Building Georgia Jobs Through Infrastructure Expansion

November 18, 2019

Turnipseed Engineers, Inc. completes $100 million of construction every year, and it’s not stopping anytime soon

In 1973, after five years working in the civil engineering industry as a Georgia Tech graduate, G. Ben Turnipseed will never forget a conversation that got him thinking about his future. 

“I was working at an engineering firm, and I was in the file room, and the office manager came in mad as a hornet,” Turnipseed recalls. “She had been in an argument with the owner and said to me, ‘Ben, when you own your own company — and trust me, you will — don’t tell the financial people how to run the finances!’” 

Turnipseed started considering a jump to entrepreneurship, realizing that he could capitalize on the collective knowledge he’d gained while working at different engineering firms both during his co-op at Georgia Tech and since graduating.  

And so, in 1978, he left the firm he was working for at the time and started G. Ben Turnipseed Engineers, Inc., a private engineering firm specializing in water and wastewater treatment systems. He had enough money saved up to make a go of it for one year, promising his wife, Cheral, that if his business wasn’t paying the bills at that point, then he would go back to work for another engineering company.

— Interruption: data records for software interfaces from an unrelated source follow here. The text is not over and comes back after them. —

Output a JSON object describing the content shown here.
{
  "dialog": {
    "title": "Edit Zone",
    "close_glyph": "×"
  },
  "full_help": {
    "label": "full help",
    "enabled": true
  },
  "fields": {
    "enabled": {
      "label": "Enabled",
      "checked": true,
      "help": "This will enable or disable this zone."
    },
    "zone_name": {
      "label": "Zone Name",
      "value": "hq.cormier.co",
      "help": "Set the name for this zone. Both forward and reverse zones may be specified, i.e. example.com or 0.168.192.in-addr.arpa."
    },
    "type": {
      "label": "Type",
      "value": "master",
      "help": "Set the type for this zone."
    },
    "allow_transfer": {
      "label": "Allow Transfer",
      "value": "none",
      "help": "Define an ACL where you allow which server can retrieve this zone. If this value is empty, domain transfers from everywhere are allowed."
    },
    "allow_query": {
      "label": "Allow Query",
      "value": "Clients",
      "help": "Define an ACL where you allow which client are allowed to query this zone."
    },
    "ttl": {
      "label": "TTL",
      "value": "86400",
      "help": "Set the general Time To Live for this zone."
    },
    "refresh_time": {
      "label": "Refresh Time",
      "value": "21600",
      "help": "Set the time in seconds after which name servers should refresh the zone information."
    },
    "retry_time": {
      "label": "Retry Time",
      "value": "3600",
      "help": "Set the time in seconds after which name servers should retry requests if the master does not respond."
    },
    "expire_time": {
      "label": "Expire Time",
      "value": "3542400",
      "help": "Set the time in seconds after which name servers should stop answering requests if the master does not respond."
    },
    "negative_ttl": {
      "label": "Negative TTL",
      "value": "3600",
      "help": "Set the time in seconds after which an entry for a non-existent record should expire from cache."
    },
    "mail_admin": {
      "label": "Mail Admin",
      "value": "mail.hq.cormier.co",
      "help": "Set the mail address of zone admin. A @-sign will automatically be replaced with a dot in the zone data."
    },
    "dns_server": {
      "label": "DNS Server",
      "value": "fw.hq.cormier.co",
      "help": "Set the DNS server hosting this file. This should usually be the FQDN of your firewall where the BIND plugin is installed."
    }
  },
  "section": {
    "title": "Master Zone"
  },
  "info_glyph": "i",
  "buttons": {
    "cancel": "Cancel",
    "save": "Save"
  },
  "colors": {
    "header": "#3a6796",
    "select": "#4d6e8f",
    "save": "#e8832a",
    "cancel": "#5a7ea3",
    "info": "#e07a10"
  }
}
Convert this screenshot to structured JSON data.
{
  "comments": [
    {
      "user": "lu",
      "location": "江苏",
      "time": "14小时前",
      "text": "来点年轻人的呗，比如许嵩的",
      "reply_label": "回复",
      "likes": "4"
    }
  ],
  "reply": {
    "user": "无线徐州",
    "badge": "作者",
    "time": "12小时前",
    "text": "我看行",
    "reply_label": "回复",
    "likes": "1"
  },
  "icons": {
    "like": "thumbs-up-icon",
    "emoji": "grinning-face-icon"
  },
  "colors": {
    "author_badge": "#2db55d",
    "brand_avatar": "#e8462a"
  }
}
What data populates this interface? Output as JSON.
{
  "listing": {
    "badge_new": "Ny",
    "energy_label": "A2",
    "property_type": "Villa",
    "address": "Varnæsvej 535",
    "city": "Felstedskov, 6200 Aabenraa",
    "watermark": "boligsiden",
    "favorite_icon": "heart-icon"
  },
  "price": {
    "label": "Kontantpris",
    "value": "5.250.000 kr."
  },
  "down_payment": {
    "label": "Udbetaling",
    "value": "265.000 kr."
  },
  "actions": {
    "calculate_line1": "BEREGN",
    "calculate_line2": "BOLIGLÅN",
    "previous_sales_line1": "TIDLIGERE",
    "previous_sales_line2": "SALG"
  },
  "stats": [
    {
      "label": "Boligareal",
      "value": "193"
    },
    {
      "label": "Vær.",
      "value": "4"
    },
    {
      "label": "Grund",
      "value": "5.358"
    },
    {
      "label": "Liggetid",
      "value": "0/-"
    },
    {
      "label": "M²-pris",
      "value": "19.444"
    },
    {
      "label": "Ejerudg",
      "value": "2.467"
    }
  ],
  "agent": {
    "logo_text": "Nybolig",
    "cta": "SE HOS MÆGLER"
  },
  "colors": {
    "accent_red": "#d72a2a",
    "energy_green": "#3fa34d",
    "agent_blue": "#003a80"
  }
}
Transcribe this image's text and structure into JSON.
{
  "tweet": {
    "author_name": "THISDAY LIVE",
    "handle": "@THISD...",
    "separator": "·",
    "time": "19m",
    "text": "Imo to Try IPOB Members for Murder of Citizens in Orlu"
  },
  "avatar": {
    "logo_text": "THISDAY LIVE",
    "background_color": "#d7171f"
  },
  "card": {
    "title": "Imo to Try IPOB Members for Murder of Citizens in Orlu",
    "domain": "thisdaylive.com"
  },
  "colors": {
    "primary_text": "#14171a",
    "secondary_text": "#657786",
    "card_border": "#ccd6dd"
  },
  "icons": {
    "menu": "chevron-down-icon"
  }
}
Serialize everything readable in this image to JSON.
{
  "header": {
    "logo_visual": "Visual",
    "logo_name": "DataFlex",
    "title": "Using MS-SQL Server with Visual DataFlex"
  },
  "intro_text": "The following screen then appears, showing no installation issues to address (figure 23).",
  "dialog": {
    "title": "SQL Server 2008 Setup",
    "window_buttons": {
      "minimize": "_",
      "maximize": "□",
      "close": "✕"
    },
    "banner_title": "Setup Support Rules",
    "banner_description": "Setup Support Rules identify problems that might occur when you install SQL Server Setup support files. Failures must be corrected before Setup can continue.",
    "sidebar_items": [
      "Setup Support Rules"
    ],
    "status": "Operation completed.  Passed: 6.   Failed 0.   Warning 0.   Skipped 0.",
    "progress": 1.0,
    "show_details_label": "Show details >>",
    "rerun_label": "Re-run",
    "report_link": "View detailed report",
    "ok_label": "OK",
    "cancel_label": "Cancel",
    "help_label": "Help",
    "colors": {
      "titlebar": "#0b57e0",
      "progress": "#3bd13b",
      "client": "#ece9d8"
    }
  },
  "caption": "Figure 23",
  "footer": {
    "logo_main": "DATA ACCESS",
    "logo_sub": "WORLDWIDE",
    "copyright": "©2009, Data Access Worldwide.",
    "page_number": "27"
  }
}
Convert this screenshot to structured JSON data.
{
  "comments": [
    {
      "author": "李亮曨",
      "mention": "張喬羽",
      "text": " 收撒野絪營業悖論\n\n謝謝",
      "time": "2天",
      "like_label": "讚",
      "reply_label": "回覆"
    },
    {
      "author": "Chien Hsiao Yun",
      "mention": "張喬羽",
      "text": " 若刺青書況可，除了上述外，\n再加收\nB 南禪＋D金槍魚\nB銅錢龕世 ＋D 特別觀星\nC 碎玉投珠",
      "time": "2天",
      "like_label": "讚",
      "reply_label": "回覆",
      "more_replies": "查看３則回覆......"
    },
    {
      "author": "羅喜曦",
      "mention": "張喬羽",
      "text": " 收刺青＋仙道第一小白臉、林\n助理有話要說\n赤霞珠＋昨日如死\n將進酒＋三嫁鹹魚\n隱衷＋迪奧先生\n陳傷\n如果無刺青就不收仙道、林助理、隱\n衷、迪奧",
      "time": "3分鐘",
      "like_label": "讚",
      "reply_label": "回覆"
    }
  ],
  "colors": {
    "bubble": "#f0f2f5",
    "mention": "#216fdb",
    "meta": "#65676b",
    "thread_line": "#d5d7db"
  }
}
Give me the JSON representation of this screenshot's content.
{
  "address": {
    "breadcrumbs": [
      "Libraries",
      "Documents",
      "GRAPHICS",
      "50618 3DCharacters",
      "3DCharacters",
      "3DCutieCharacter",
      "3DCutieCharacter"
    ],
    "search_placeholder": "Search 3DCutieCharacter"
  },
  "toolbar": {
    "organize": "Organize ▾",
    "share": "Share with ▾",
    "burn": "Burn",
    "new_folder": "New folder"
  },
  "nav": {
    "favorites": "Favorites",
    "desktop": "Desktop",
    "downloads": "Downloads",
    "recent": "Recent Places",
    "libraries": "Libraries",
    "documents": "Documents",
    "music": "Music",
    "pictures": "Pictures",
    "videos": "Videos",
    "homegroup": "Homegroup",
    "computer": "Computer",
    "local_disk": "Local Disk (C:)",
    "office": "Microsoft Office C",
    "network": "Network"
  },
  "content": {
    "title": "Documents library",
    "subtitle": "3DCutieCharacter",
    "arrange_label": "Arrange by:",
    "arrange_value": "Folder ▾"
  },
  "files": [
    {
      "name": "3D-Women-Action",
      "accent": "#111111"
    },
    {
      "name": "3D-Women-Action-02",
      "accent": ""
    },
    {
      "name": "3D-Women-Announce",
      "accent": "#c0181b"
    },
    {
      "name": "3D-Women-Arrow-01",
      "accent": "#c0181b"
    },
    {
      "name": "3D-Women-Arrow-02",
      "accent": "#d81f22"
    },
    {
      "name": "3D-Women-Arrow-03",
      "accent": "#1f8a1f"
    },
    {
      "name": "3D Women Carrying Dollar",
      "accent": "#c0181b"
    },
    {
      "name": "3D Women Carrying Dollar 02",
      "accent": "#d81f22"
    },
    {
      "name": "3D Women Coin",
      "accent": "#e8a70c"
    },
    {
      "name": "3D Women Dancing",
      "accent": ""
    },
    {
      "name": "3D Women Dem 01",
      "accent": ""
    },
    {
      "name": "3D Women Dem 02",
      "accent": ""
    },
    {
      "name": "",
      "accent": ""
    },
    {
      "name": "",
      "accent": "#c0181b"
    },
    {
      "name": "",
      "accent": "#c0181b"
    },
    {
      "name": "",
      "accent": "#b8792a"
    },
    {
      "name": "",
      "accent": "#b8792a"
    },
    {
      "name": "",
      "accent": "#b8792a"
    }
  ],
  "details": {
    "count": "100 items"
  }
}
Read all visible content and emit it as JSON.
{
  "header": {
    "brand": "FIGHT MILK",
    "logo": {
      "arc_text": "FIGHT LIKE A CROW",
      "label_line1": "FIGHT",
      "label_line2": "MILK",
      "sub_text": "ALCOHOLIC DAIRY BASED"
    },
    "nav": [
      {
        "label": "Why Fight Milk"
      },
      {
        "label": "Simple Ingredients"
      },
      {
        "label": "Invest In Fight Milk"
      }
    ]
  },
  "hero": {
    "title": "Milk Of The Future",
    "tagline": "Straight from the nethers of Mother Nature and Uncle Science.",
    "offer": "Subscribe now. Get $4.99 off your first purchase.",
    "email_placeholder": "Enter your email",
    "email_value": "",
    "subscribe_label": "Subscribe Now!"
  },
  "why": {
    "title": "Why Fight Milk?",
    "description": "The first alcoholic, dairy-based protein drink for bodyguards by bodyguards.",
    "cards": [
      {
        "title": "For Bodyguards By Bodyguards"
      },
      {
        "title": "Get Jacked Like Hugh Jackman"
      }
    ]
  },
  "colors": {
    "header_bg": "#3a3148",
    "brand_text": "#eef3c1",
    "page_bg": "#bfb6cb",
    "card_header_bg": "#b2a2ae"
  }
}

“I’ve been a Georgia Tech fan since I was young, and I’m proud to be able to support today’s students on their own journeys to success.”

School of Civil Engineering graduate Ben Turnipseed at a treatment facility in Columbus County, GA.

A Basement Startup in Georgia

Turnipseed set up shop in the corner of his house’s basement in Atlanta, pulled out a map of Georgia, and decided to go east to begin making business connections. The city of Harlem was his very first client, and they are still one of his clients to this day.

Repeat business is a big deal for the company, now called Turnipseed Engineers, which today employs more than 35 professional engineers, designers, drafters, surveyors and more and has designed more than 120 water and wastewater treatment plants over the past four decades throughout Georgia and South Carolina. The firm partnered with Columbia County in 1987 to build a new wastewater plant; Turnipseed had already assisted the county in expanding their other two plants twice, and his advice to them was that building a new plant would lead to more growth in the area. Now, Turnipseed Engineers has helped to expand the 1987 plant an additional three times to meet the county’s ever-growing demand; the last expansion alone was a $20 million undertaking.

Many of the projects that Turnipseed Engineers take on create not only infrastructure improvements, but also major job opportunities throughout the state of Georgia. The firm helped West Point, Georgia, population 3,700, secure federal grant and loan money and create the design for a major water and sewage system expansion, which led to Kia choosing the city as the site for a new automotive manufacturing plant in 2006. Today, this facility is the only Kia manufacturing plant in the United States and the only automaker in Georgia, helping to employ 14,000 full-time workers along with nearby suppliers. 

In 2015, Turnipseed Engineers helped bring hundreds of jobs to Louisville, an east-Georgia town just 50 miles outside of Augusta, by adding a $10 million water and wastewater system at a formerly abandoned industrial site that served a new poultry processing plant.

Paying It Forward

Turnipseed’s connection to Tech continues to run deep as a member of the College of Engineering’s Academy of Distinguished Alumni and Hall of Fame. He is also dedicated to helping aspiring Georgia Tech engineers gain the education they need to enter the industry by endowing the G. Ben Turnipseed Scholarship for Georgia residents interested in pursuing civil and environmental engineering.

“I learned so much from a lot of people at Georgia Tech, especially in the civil engineering department, and that helped me start out my business with an eye toward making the right decisions,” says Turnipseed. “The combination of the foundation I received at Tech and the willingness to hire the right people and listen to their expertise has contributed to the firm’s success over the years. 

“I’ve been a Georgia Tech fan since I was young, and I’m proud to be able to support today’s students on their own journeys to success.”